Work task:
Below are records; count how many of their lines contain the string "true", and give only that number.

─── Listed records ───

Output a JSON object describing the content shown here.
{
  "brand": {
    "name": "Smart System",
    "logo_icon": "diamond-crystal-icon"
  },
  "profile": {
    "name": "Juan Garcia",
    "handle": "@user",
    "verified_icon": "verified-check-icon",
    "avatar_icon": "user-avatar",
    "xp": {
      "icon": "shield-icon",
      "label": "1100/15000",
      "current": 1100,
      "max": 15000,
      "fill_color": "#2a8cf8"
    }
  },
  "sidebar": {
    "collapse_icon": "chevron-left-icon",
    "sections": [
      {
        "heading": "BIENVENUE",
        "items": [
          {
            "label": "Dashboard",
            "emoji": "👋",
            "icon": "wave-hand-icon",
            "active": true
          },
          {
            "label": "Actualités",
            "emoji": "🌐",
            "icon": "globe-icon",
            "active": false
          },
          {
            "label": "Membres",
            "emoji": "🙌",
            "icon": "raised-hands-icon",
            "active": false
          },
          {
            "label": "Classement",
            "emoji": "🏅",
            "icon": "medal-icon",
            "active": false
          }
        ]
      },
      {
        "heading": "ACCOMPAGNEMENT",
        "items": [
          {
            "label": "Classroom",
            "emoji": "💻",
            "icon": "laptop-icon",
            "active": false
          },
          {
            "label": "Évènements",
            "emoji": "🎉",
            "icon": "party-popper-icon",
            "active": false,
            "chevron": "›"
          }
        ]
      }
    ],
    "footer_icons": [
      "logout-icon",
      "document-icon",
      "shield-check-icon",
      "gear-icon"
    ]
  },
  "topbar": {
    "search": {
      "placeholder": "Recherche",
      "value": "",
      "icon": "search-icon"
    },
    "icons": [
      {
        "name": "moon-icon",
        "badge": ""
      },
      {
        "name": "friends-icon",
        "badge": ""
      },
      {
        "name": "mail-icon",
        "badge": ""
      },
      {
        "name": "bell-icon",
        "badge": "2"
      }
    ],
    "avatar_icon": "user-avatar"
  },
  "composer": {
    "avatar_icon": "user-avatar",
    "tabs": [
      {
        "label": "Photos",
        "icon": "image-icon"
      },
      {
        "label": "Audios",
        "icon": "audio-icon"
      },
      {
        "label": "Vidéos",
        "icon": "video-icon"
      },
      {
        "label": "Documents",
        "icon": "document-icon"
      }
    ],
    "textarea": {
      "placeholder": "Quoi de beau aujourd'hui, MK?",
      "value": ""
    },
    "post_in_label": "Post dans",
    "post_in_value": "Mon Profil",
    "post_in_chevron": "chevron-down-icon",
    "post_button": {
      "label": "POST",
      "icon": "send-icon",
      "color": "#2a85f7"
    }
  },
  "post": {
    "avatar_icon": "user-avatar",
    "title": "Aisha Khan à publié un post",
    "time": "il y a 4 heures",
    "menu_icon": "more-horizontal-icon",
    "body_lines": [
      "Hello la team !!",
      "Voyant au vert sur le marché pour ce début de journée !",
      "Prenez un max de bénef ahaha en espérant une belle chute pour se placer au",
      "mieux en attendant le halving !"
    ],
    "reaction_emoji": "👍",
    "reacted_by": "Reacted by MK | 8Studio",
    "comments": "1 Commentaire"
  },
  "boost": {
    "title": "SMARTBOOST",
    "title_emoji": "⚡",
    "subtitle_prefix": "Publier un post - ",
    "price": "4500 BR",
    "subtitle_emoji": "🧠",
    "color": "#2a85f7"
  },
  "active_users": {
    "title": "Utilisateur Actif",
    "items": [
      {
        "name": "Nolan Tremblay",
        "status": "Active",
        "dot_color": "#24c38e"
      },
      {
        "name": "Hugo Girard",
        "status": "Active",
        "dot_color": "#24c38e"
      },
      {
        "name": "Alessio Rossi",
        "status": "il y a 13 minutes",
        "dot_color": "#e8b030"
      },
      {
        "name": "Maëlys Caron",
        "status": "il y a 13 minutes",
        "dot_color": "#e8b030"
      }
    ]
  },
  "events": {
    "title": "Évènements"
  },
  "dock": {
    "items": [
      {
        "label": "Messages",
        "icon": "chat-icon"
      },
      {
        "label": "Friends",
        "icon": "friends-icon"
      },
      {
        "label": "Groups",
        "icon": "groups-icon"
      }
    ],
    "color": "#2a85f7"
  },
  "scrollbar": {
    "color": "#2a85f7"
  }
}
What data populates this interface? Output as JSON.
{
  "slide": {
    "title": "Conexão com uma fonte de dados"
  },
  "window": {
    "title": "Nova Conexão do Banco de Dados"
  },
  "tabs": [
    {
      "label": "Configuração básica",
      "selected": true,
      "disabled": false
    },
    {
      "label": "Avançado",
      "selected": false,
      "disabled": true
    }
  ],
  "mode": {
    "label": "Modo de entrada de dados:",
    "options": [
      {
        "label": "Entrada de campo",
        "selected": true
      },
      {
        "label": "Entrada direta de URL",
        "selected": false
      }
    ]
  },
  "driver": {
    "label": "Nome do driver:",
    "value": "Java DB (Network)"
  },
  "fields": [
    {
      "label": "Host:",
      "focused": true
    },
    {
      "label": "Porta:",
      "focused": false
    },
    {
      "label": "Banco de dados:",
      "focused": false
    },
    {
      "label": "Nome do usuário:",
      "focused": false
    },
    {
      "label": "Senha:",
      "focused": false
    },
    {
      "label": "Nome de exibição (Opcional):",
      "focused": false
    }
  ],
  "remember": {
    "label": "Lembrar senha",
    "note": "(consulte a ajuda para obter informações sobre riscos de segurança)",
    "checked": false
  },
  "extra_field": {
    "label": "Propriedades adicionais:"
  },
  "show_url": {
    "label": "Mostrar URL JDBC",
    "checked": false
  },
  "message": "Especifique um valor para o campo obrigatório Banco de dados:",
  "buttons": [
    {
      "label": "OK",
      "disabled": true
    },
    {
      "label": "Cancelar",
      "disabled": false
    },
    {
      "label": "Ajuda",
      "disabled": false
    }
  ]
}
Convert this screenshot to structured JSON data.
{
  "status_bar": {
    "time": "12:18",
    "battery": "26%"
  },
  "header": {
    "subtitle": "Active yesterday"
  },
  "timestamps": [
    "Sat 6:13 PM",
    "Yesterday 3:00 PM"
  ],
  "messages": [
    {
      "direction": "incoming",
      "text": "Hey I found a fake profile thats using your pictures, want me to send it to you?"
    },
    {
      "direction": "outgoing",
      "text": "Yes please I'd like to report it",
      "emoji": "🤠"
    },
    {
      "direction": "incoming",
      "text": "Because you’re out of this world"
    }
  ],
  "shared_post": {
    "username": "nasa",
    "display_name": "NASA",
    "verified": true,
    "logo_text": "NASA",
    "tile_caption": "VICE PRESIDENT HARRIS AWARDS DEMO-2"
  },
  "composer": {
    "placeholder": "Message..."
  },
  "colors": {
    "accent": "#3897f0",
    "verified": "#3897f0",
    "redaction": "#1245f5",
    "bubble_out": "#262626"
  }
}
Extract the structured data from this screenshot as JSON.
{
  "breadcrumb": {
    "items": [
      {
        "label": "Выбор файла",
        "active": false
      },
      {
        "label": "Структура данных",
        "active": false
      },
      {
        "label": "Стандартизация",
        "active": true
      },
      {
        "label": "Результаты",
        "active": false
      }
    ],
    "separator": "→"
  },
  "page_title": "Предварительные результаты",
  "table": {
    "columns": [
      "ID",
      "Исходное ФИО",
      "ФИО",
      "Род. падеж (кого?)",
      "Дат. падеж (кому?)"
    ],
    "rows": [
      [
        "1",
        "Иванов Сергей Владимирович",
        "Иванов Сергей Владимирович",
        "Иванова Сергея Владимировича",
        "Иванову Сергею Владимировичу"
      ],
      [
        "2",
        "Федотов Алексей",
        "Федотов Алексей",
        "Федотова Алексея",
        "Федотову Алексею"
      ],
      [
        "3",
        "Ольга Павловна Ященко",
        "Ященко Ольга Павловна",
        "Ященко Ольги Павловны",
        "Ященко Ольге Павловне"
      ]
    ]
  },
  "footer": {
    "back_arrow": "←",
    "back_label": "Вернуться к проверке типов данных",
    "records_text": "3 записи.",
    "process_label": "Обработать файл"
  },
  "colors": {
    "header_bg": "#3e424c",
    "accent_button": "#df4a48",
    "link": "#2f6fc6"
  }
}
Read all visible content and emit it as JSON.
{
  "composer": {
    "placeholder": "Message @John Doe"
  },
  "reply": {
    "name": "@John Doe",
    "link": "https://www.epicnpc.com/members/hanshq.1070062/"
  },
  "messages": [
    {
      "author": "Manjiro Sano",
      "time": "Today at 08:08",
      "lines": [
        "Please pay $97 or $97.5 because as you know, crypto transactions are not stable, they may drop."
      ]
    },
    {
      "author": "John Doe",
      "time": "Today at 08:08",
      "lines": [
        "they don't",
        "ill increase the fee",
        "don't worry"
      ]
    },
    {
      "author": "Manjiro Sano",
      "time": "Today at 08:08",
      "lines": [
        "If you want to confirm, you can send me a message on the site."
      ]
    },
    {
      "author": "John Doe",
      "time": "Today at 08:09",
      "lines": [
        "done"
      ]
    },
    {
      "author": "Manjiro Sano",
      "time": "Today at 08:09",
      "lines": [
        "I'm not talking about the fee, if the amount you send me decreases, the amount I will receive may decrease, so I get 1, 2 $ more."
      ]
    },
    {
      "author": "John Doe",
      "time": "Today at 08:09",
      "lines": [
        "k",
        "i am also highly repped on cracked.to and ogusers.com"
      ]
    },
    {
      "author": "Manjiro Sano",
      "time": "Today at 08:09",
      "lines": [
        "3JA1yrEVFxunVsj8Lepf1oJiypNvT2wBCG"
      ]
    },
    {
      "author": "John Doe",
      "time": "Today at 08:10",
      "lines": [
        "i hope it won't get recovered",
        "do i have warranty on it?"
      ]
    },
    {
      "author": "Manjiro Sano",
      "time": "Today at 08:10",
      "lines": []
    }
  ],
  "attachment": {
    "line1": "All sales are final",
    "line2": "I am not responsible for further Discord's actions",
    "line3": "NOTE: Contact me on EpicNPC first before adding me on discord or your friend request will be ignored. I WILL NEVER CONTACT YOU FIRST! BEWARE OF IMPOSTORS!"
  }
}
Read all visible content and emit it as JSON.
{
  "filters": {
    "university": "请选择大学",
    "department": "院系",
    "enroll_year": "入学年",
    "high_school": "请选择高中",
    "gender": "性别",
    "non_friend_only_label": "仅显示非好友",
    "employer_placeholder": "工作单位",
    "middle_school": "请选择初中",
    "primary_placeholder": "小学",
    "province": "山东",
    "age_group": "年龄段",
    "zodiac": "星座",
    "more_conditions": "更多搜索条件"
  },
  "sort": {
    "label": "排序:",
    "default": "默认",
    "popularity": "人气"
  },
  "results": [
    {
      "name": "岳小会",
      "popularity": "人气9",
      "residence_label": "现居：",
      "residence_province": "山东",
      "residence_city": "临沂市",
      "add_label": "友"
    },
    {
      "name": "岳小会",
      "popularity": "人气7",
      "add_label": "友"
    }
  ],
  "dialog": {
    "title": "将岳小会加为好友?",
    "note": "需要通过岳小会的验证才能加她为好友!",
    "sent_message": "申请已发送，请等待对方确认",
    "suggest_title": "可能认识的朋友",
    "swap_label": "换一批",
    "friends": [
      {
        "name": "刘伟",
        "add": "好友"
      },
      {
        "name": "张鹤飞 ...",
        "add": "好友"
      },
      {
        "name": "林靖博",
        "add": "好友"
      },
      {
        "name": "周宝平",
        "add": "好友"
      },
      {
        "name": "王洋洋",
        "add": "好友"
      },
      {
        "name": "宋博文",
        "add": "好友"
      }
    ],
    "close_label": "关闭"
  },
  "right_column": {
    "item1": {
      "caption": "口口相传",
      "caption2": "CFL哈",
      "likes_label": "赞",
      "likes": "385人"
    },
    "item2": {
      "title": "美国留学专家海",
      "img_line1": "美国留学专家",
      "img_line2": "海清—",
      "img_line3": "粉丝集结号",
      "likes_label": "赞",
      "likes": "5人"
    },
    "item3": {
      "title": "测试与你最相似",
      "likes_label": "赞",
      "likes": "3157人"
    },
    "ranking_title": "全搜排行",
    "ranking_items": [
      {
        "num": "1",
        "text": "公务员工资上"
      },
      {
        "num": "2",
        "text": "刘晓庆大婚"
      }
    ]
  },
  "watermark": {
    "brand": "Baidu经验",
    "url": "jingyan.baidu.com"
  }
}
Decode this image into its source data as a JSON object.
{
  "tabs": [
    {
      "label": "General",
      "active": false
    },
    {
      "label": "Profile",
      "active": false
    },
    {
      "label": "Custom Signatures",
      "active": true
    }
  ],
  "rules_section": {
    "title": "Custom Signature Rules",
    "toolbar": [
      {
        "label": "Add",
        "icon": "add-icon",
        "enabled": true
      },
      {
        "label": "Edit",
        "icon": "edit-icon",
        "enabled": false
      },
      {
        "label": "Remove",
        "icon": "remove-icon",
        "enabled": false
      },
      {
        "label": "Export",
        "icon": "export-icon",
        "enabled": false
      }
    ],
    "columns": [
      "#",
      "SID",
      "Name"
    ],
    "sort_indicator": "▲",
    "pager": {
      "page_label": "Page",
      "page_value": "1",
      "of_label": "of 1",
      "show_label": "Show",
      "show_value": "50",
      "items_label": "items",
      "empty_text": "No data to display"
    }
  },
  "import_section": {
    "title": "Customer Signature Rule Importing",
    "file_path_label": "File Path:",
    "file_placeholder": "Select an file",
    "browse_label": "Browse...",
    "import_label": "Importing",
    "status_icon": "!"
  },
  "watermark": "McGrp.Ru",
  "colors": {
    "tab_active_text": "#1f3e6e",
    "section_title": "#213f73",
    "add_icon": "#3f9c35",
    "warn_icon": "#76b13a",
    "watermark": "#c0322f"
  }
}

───

Task output:
10